Simon Lewis - 18th April 2000

"Rower" now theres one for the Oxford Concise! Where
did the word actually originate, that and "blougat".

One word that I got from the army that I will treasure


Simon Lewis - 27 April 2000

Rower = scab / rough patch. Scab is a word you engelse should be
familiar with.

Blougat = mature babboon (what else?)

Errol - 28 April 2000

Chris Moore -

Rower = scab / rough patch. Scab is a word you engelse
should be familiar with.

Somehow i do not think this relates to "rough patch" rough in army talk is "rof"

"Rower" being a new, wet behind the ears conscript.

I am sure that there is some other pedigree attached to this word.

Blougat = mature babboon (what else?)

What about a certain type of fly....one that normally
concentrates around shit and dead meat.

(What is a fly without wings......a "walk".)

That is correct as far as the animal anatomy is concerned

Female chimpanzes genitalia turn RED when in season...as do
most of the apes...in nature RED is normally a warning sign.

Strange conflict of signals...or perhaps not so strange..most
injuries occur during mating season.

Chris Moore - 28 - 04-2000

I always thought that 'rowe' was the plural of 'roof', meaning 'rookie'...
'rower' means 'robber' does it not?
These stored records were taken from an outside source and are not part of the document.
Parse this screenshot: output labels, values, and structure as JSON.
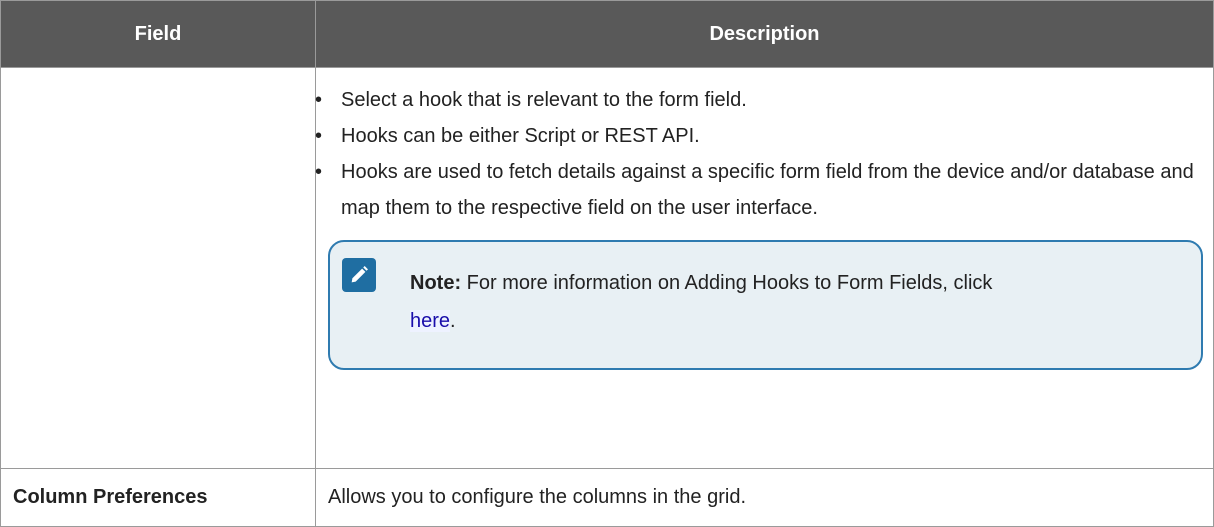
{
  "table": {
    "headers": [
      "Field",
      "Description"
    ],
    "hooks_row": {
      "field": "",
      "bullets": [
        "Select a hook that is relevant to the form field.",
        "Hooks can be either Script or REST API.",
        "Hooks are used to fetch details against a specific form field from the device and/or database and map them to the respective field on the user interface."
      ],
      "note": {
        "icon": "pencil-icon",
        "label": "Note:",
        "text": "For more information on Adding Hooks to Form Fields, click",
        "link_text": "here",
        "suffix": "."
      }
    },
    "column_preferences_row": {
      "field": "Column Preferences",
      "description": "Allows you to configure the columns in the grid."
    }
  },
  "colors": {
    "header_bg": "#595959",
    "note_bg": "#e8f0f4",
    "note_border": "#2f7bb0",
    "link": "#1a0dab"
  }
}
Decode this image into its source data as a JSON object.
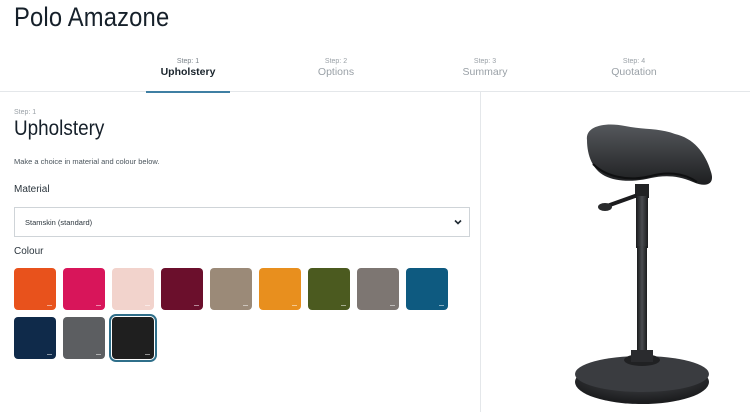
{
  "page": {
    "title": "Polo Amazone"
  },
  "steps": [
    {
      "num": "Step: 1",
      "label": "Upholstery",
      "active": true
    },
    {
      "num": "Step: 2",
      "label": "Options",
      "active": false
    },
    {
      "num": "Step: 3",
      "label": "Summary",
      "active": false
    },
    {
      "num": "Step: 4",
      "label": "Quotation",
      "active": false
    }
  ],
  "section": {
    "step": "Step: 1",
    "title": "Upholstery",
    "description": "Make a choice in material and colour below."
  },
  "material": {
    "label": "Material",
    "selected": "Stamskin (standard)",
    "icon": "chevron-down-icon"
  },
  "colour": {
    "label": "Colour",
    "swatches": [
      {
        "color": "#e8521c"
      },
      {
        "color": "#d8155a"
      },
      {
        "color": "#f2d3cc"
      },
      {
        "color": "#6b0f2c"
      },
      {
        "color": "#9b8a78"
      },
      {
        "color": "#e88f1e"
      },
      {
        "color": "#4b5a1f"
      },
      {
        "color": "#7d7672"
      },
      {
        "color": "#0e5a80"
      },
      {
        "color": "#0f2a4a"
      },
      {
        "color": "#5c5e61"
      },
      {
        "color": "#1f1f1f",
        "selected": true
      }
    ]
  },
  "colors": {
    "accent": "#3f7fa3",
    "selected_outline": "#2f6f8a"
  },
  "product_image": "saddle-stool-image"
}
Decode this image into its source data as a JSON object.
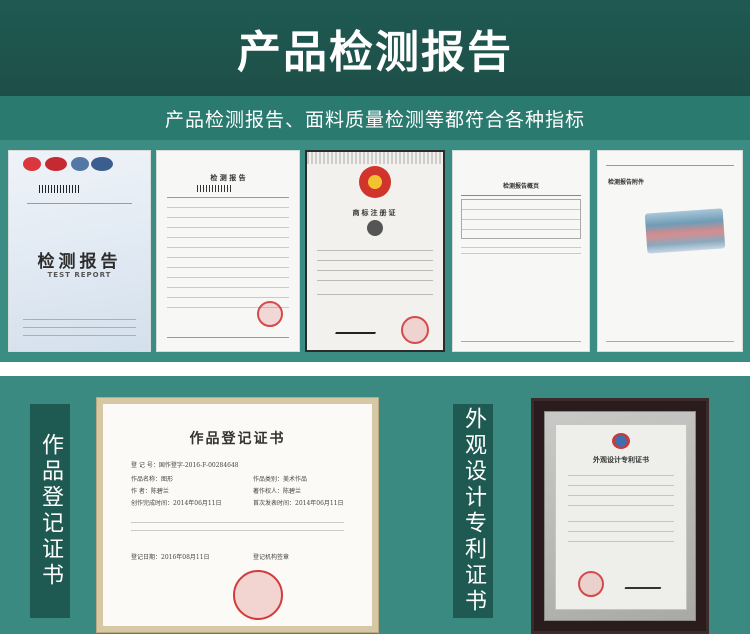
{
  "header": {
    "title": "产品检测报告"
  },
  "subheader": {
    "subtitle": "产品检测报告、面料质量检测等都符合各种指标"
  },
  "documents": {
    "report_main": {
      "heading": "检测报告",
      "heading_en": "TEST REPORT"
    },
    "report_page": {
      "heading": "检 测 报 告"
    },
    "trademark": {
      "heading": "商标注册证"
    },
    "summary": {
      "heading": "检测报告概页"
    },
    "attachment": {
      "heading": "检测报告附件"
    }
  },
  "bottom": {
    "left_label": "作品登记证书",
    "right_label": "外观设计专利证书",
    "certificate": {
      "title": "作品登记证书",
      "reg_no_label": "登 记 号：",
      "reg_no": "国作登字-2016-F-00284648",
      "work_name_label": "作品名称：",
      "work_name": "图形",
      "category_label": "作品类别：",
      "category": "美术作品",
      "author_label": "作      者：",
      "author": "陈碧兰",
      "owner_label": "著作权人：",
      "owner": "陈碧兰",
      "complete_date_label": "创作完成时间：",
      "complete_date": "2014年06月11日",
      "publish_date_label": "首次发表时间：",
      "publish_date": "2014年06月11日",
      "reg_date_label": "登记日期：",
      "reg_date": "2016年08月11日",
      "org_label": "登记机构签章"
    },
    "patent": {
      "title": "外观设计专利证书"
    }
  },
  "colors": {
    "header_bg": "#1f5a52",
    "sub_bg": "#2a7a70",
    "panel_bg": "#3b8c83",
    "stamp_red": "#d54a4a"
  }
}
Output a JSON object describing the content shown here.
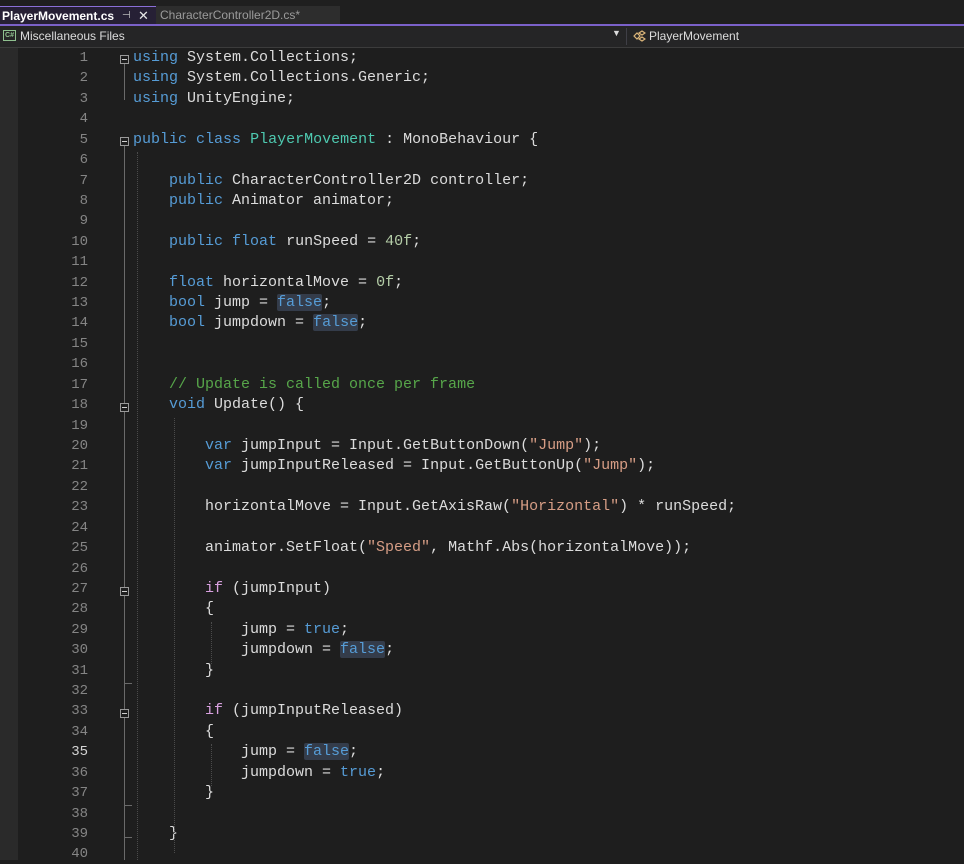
{
  "tabs": [
    {
      "label": "PlayerMovement.cs",
      "pin_icon": "pin-icon",
      "close_icon": "close-icon",
      "active": true
    },
    {
      "label": "CharacterController2D.cs*",
      "active": false
    }
  ],
  "nav": {
    "project_label": "Miscellaneous Files",
    "project_icon": "csharp-project-icon",
    "member_label": "PlayerMovement",
    "member_icon": "class-icon",
    "dropdown_icon": "dropdown-arrow-icon"
  },
  "editor": {
    "current_line": 35,
    "lines": [
      {
        "n": "1",
        "t": [
          {
            "c": "kw",
            "s": "using"
          },
          {
            "c": "id",
            "s": " System.Collections;"
          }
        ]
      },
      {
        "n": "2",
        "t": [
          {
            "c": "kw",
            "s": "using"
          },
          {
            "c": "id",
            "s": " System.Collections.Generic;"
          }
        ]
      },
      {
        "n": "3",
        "t": [
          {
            "c": "kw",
            "s": "using"
          },
          {
            "c": "id",
            "s": " UnityEngine;"
          }
        ]
      },
      {
        "n": "4",
        "t": []
      },
      {
        "n": "5",
        "t": [
          {
            "c": "kw",
            "s": "public"
          },
          {
            "c": "id",
            "s": " "
          },
          {
            "c": "kw",
            "s": "class"
          },
          {
            "c": "id",
            "s": " "
          },
          {
            "c": "typ",
            "s": "PlayerMovement"
          },
          {
            "c": "id",
            "s": " : MonoBehaviour {"
          }
        ]
      },
      {
        "n": "6",
        "t": []
      },
      {
        "n": "7",
        "t": [
          {
            "c": "id",
            "s": "    "
          },
          {
            "c": "kw",
            "s": "public"
          },
          {
            "c": "id",
            "s": " CharacterController2D controller;"
          }
        ]
      },
      {
        "n": "8",
        "t": [
          {
            "c": "id",
            "s": "    "
          },
          {
            "c": "kw",
            "s": "public"
          },
          {
            "c": "id",
            "s": " Animator animator;"
          }
        ]
      },
      {
        "n": "9",
        "t": []
      },
      {
        "n": "10",
        "t": [
          {
            "c": "id",
            "s": "    "
          },
          {
            "c": "kw",
            "s": "public"
          },
          {
            "c": "id",
            "s": " "
          },
          {
            "c": "kw",
            "s": "float"
          },
          {
            "c": "id",
            "s": " runSpeed = "
          },
          {
            "c": "num",
            "s": "40f"
          },
          {
            "c": "id",
            "s": ";"
          }
        ]
      },
      {
        "n": "11",
        "t": []
      },
      {
        "n": "12",
        "t": [
          {
            "c": "id",
            "s": "    "
          },
          {
            "c": "kw",
            "s": "float"
          },
          {
            "c": "id",
            "s": " horizontalMove = "
          },
          {
            "c": "num",
            "s": "0f"
          },
          {
            "c": "id",
            "s": ";"
          }
        ]
      },
      {
        "n": "13",
        "t": [
          {
            "c": "id",
            "s": "    "
          },
          {
            "c": "kw",
            "s": "bool"
          },
          {
            "c": "id",
            "s": " jump = "
          },
          {
            "c": "kw hl",
            "s": "false"
          },
          {
            "c": "id",
            "s": ";"
          }
        ]
      },
      {
        "n": "14",
        "t": [
          {
            "c": "id",
            "s": "    "
          },
          {
            "c": "kw",
            "s": "bool"
          },
          {
            "c": "id",
            "s": " jumpdown = "
          },
          {
            "c": "kw hl",
            "s": "false"
          },
          {
            "c": "id",
            "s": ";"
          }
        ]
      },
      {
        "n": "15",
        "t": []
      },
      {
        "n": "16",
        "t": []
      },
      {
        "n": "17",
        "t": [
          {
            "c": "id",
            "s": "    "
          },
          {
            "c": "cmt",
            "s": "// Update is called once per frame"
          }
        ]
      },
      {
        "n": "18",
        "t": [
          {
            "c": "id",
            "s": "    "
          },
          {
            "c": "kw",
            "s": "void"
          },
          {
            "c": "id",
            "s": " Update() {"
          }
        ]
      },
      {
        "n": "19",
        "t": []
      },
      {
        "n": "20",
        "t": [
          {
            "c": "id",
            "s": "        "
          },
          {
            "c": "kw",
            "s": "var"
          },
          {
            "c": "id",
            "s": " jumpInput = Input.GetButtonDown("
          },
          {
            "c": "str",
            "s": "\"Jump\""
          },
          {
            "c": "id",
            "s": ");"
          }
        ]
      },
      {
        "n": "21",
        "t": [
          {
            "c": "id",
            "s": "        "
          },
          {
            "c": "kw",
            "s": "var"
          },
          {
            "c": "id",
            "s": " jumpInputReleased = Input.GetButtonUp("
          },
          {
            "c": "str",
            "s": "\"Jump\""
          },
          {
            "c": "id",
            "s": ");"
          }
        ]
      },
      {
        "n": "22",
        "t": []
      },
      {
        "n": "23",
        "t": [
          {
            "c": "id",
            "s": "        horizontalMove = Input.GetAxisRaw("
          },
          {
            "c": "str",
            "s": "\"Horizontal\""
          },
          {
            "c": "id",
            "s": ") * runSpeed;"
          }
        ]
      },
      {
        "n": "24",
        "t": []
      },
      {
        "n": "25",
        "t": [
          {
            "c": "id",
            "s": "        animator.SetFloat("
          },
          {
            "c": "str",
            "s": "\"Speed\""
          },
          {
            "c": "id",
            "s": ", Mathf.Abs(horizontalMove));"
          }
        ]
      },
      {
        "n": "26",
        "t": []
      },
      {
        "n": "27",
        "t": [
          {
            "c": "id",
            "s": "        "
          },
          {
            "c": "ctl",
            "s": "if"
          },
          {
            "c": "id",
            "s": " (jumpInput)"
          }
        ]
      },
      {
        "n": "28",
        "t": [
          {
            "c": "id",
            "s": "        {"
          }
        ]
      },
      {
        "n": "29",
        "t": [
          {
            "c": "id",
            "s": "            jump = "
          },
          {
            "c": "kw",
            "s": "true"
          },
          {
            "c": "id",
            "s": ";"
          }
        ]
      },
      {
        "n": "30",
        "t": [
          {
            "c": "id",
            "s": "            jumpdown = "
          },
          {
            "c": "kw hl",
            "s": "false"
          },
          {
            "c": "id",
            "s": ";"
          }
        ]
      },
      {
        "n": "31",
        "t": [
          {
            "c": "id",
            "s": "        }"
          }
        ]
      },
      {
        "n": "32",
        "t": []
      },
      {
        "n": "33",
        "t": [
          {
            "c": "id",
            "s": "        "
          },
          {
            "c": "ctl",
            "s": "if"
          },
          {
            "c": "id",
            "s": " (jumpInputReleased)"
          }
        ]
      },
      {
        "n": "34",
        "t": [
          {
            "c": "id",
            "s": "        {"
          }
        ]
      },
      {
        "n": "35",
        "t": [
          {
            "c": "id",
            "s": "            jump = "
          },
          {
            "c": "kw hl",
            "s": "false"
          },
          {
            "c": "id",
            "s": ";"
          }
        ]
      },
      {
        "n": "36",
        "t": [
          {
            "c": "id",
            "s": "            jumpdown = "
          },
          {
            "c": "kw",
            "s": "true"
          },
          {
            "c": "id",
            "s": ";"
          }
        ]
      },
      {
        "n": "37",
        "t": [
          {
            "c": "id",
            "s": "        }"
          }
        ]
      },
      {
        "n": "38",
        "t": []
      },
      {
        "n": "39",
        "t": [
          {
            "c": "id",
            "s": "    }"
          }
        ]
      },
      {
        "n": "40",
        "t": []
      }
    ]
  },
  "colors": {
    "keyword": "#569cd6",
    "control": "#d8a0df",
    "type": "#4ec9b0",
    "number": "#b5cea8",
    "string": "#d69d85",
    "comment": "#57a64a",
    "active_tab_accent": "#7b61c9"
  }
}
Shit, I'm only a soutie, what do I know
about Afrikaans?

Trev Perks - 30-04-2000

Pis Vel - urine skin.............matress, cover presumably to keep piss of the matress
and other unmetionable stains.
as for insults..........

"soek n still plekkie en skenk geboorte aan eene"in response to a troep
informing cpl that he does not posess said item of kit.
translation...........find a quiet place and give birth to one.

Stuart R 30-04-2000


Talking of terminology I wonder where the name/s "aap kas" "pis-vel" "Garry"
for a Landrover etc came from?

I think that "Garry" may stem from the time the British spent in India.
A small cart was known as a "gharrie" but whether this is an Indian or
Indo-Brit slang term I don't know. I also have no idea how it came to
be the name for an SADF Land Rover but it seems a likely root for the

Steve Crane - 30-04-2000

Blougat = mature babboon (what else?)

The story I heard was that it came from the Airforce.. Seems that they were
issued with BLUE overalls and after their first six months you could see the
guys that were no longer "Raw Recruits" by the fact that their bums were
stained blue from the overalls..

John Dovey - 01-05-2000

piss vel.............i think was the term for the covering on
matresess, sometimes stripy or that wonderfull nutria brown we all know and

Stuart Robertson - 1st March 2000

Here is a short cut back to The Sentinel Projects Home Page.